> _Task to complete_
Find every line in the records below that holds the word "root", and copy it out.
-- Opening Marker --
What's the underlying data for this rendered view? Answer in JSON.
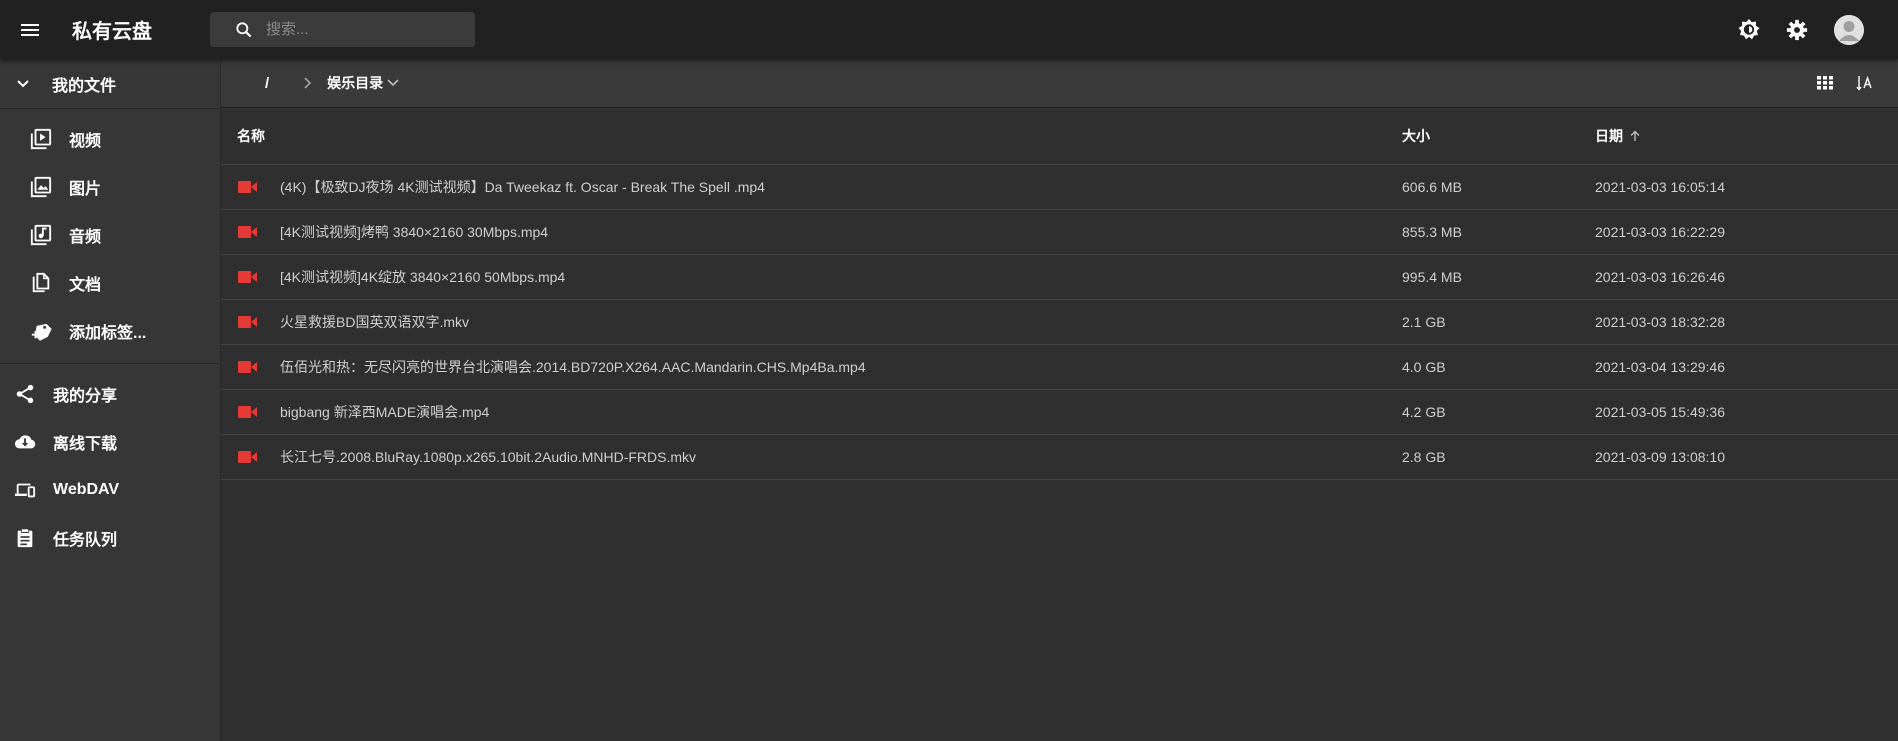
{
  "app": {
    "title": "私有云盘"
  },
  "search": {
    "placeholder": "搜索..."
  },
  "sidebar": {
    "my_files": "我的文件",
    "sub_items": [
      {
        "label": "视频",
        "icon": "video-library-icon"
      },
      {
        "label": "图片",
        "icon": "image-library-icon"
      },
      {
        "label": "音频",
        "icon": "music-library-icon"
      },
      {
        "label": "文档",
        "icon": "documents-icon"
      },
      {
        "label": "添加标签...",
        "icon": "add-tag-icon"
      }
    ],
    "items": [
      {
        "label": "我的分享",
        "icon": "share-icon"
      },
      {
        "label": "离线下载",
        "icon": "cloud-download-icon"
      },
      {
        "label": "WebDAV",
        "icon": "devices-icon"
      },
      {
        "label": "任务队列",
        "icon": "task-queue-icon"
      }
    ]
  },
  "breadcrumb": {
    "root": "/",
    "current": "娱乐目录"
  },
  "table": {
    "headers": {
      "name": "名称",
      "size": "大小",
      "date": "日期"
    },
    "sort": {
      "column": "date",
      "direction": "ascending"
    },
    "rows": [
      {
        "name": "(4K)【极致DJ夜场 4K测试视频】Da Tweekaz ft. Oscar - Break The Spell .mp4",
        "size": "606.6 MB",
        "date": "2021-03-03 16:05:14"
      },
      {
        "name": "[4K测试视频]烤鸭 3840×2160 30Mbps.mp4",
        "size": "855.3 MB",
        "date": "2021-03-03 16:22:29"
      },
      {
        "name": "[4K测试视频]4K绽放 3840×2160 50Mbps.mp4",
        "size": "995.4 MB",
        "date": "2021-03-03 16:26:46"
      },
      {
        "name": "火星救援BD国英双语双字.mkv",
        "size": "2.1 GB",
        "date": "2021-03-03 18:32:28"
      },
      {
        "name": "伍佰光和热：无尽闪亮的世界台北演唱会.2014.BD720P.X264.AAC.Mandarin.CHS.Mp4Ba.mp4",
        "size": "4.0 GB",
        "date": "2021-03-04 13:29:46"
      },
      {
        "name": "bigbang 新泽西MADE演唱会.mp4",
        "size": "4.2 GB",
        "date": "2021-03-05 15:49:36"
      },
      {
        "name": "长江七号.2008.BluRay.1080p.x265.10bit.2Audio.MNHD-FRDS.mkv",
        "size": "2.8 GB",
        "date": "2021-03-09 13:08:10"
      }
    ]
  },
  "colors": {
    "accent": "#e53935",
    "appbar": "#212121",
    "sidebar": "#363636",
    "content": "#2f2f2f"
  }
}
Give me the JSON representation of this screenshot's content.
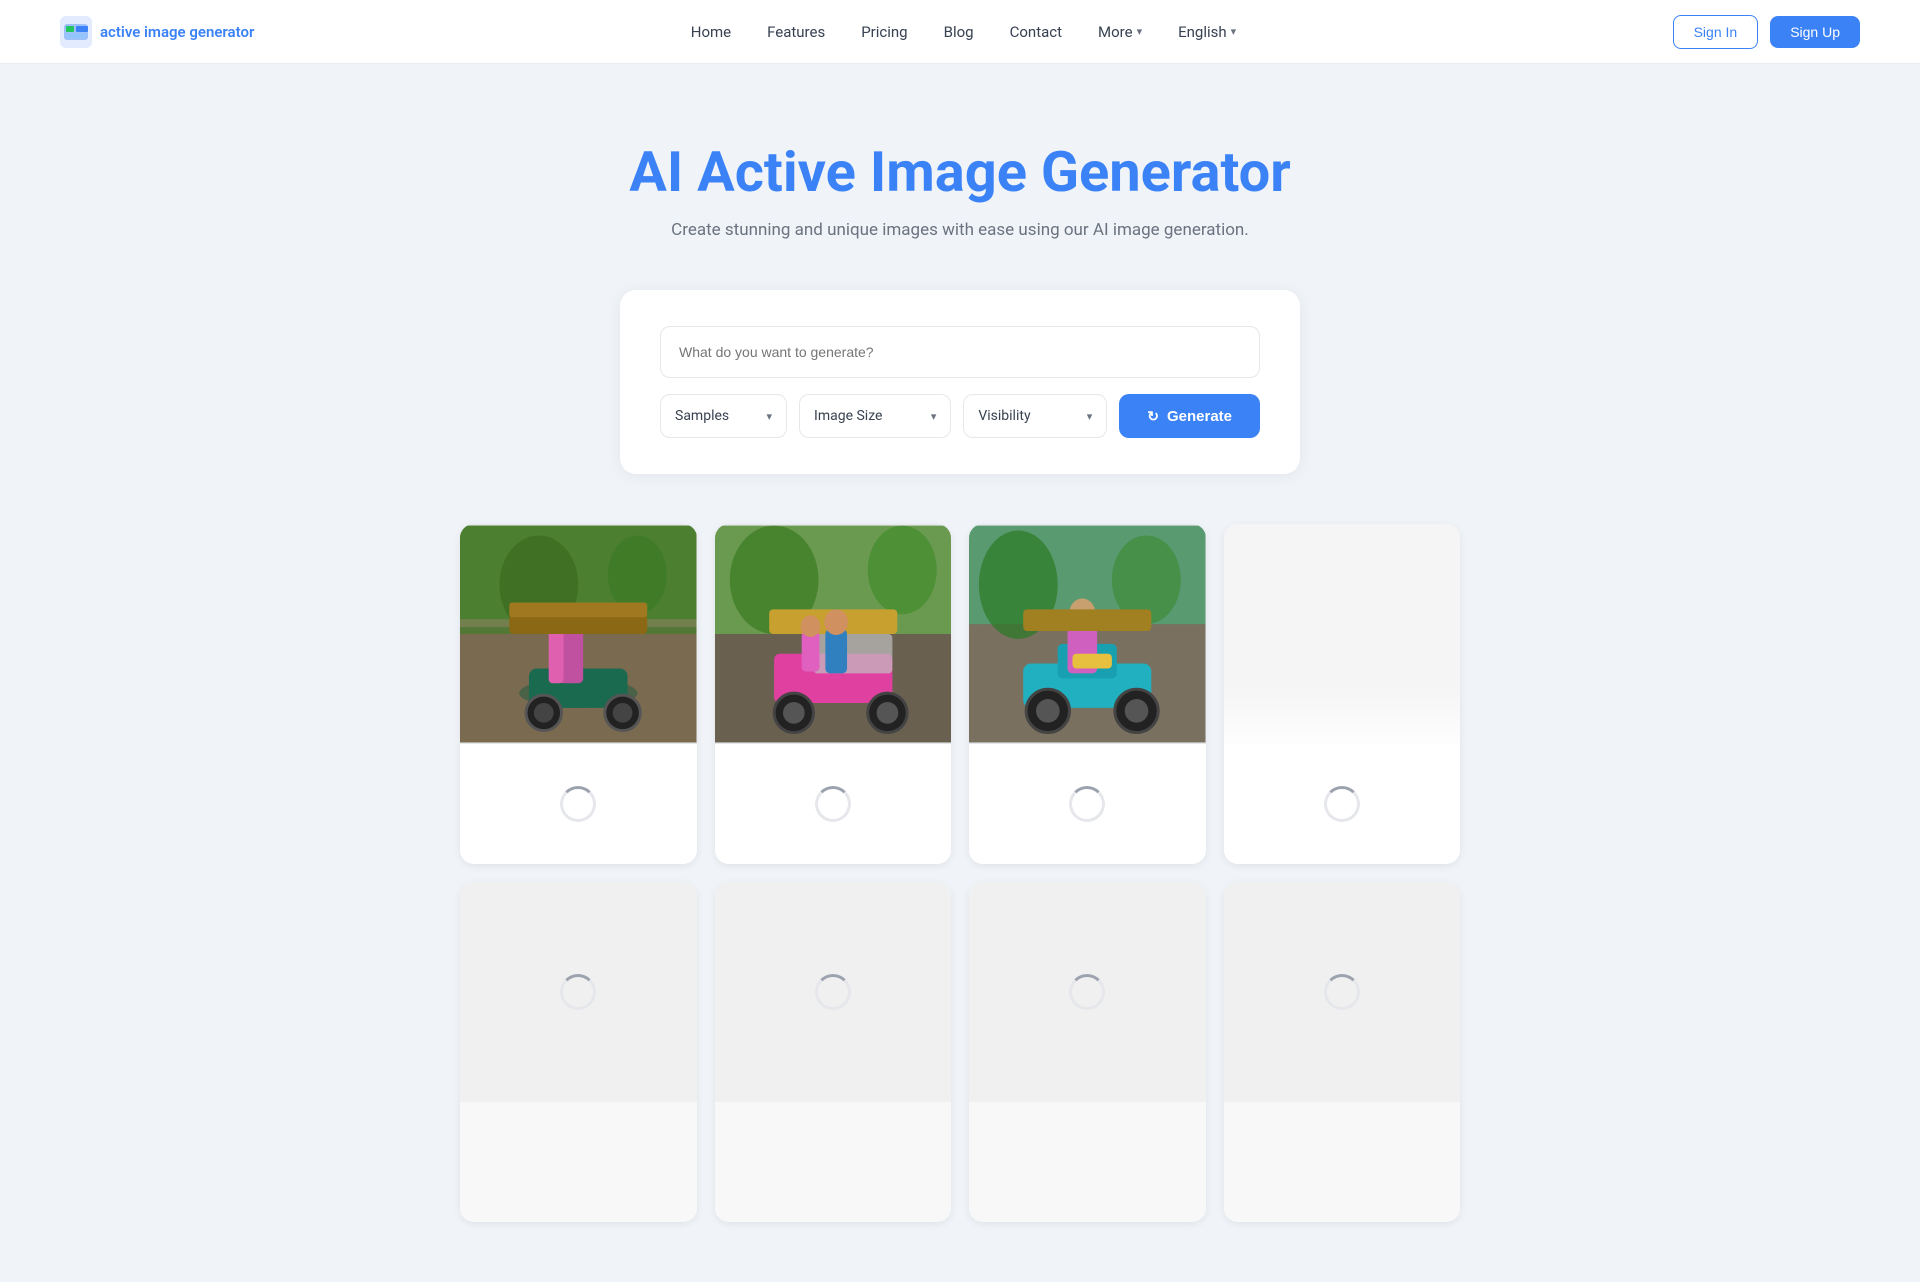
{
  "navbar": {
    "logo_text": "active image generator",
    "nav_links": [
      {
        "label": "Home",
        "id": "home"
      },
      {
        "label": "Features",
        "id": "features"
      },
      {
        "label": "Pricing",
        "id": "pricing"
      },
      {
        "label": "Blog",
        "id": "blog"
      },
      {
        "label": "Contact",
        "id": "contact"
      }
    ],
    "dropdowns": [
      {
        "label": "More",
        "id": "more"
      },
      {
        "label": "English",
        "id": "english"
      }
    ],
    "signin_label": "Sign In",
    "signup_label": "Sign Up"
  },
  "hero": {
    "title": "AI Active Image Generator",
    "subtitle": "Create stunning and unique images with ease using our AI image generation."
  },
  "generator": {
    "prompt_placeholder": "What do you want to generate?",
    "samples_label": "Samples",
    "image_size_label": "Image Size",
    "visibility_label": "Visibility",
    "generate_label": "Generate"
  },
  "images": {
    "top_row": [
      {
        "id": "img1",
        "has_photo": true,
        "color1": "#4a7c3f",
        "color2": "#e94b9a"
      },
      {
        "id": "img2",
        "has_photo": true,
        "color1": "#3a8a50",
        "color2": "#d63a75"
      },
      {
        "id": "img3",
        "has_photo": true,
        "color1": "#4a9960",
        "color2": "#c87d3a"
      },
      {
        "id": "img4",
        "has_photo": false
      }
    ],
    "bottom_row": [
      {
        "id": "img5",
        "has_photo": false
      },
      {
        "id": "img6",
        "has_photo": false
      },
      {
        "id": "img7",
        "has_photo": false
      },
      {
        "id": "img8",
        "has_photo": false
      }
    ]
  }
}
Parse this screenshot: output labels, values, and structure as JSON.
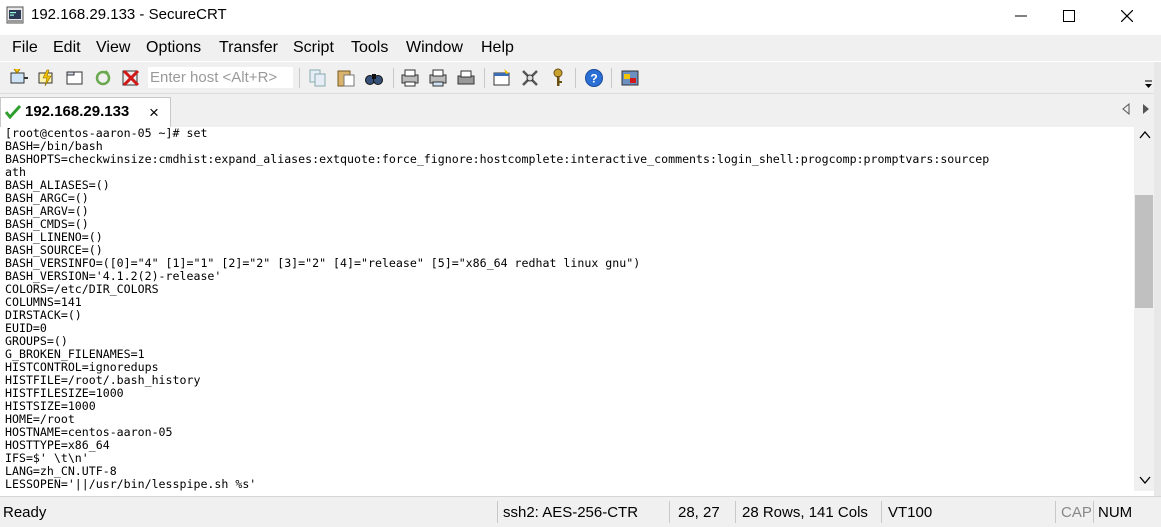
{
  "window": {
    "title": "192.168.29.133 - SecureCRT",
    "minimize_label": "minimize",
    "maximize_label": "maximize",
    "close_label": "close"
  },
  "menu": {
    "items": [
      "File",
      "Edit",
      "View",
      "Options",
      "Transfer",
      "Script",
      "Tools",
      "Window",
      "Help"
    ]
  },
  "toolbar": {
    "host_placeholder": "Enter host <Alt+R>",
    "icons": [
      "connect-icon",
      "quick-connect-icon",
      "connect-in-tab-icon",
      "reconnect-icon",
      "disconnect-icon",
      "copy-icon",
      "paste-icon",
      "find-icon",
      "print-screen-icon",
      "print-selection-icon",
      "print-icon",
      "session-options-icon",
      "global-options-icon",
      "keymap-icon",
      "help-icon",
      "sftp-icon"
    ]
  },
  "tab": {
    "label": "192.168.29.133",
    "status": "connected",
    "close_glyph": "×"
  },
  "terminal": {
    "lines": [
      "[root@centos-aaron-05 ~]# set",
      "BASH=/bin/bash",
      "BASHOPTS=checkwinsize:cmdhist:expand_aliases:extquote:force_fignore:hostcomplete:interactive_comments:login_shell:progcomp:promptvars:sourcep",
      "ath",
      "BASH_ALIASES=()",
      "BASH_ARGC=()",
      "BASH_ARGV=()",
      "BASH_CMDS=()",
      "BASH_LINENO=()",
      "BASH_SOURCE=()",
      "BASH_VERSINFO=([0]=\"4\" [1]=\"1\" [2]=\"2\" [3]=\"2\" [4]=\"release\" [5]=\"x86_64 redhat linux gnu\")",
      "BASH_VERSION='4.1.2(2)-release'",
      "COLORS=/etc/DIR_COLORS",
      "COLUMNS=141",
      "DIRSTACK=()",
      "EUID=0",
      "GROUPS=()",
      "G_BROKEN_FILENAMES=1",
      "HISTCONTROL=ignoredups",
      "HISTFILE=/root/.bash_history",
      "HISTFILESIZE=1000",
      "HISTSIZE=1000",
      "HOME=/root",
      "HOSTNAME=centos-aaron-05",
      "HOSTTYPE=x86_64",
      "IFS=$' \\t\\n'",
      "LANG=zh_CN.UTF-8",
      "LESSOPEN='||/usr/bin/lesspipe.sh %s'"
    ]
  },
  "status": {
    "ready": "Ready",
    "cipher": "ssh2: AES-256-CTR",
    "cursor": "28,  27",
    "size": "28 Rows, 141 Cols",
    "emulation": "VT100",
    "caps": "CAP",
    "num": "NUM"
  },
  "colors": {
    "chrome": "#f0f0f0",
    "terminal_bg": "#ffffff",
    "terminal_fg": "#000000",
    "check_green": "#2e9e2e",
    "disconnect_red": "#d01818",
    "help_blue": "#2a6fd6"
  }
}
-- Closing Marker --
> _Answer section_
    "root": "/",
      "[root@centos-aaron-05 ~]# set",
      "HISTFILE=/root/.bash_history",
      "HOME=/root",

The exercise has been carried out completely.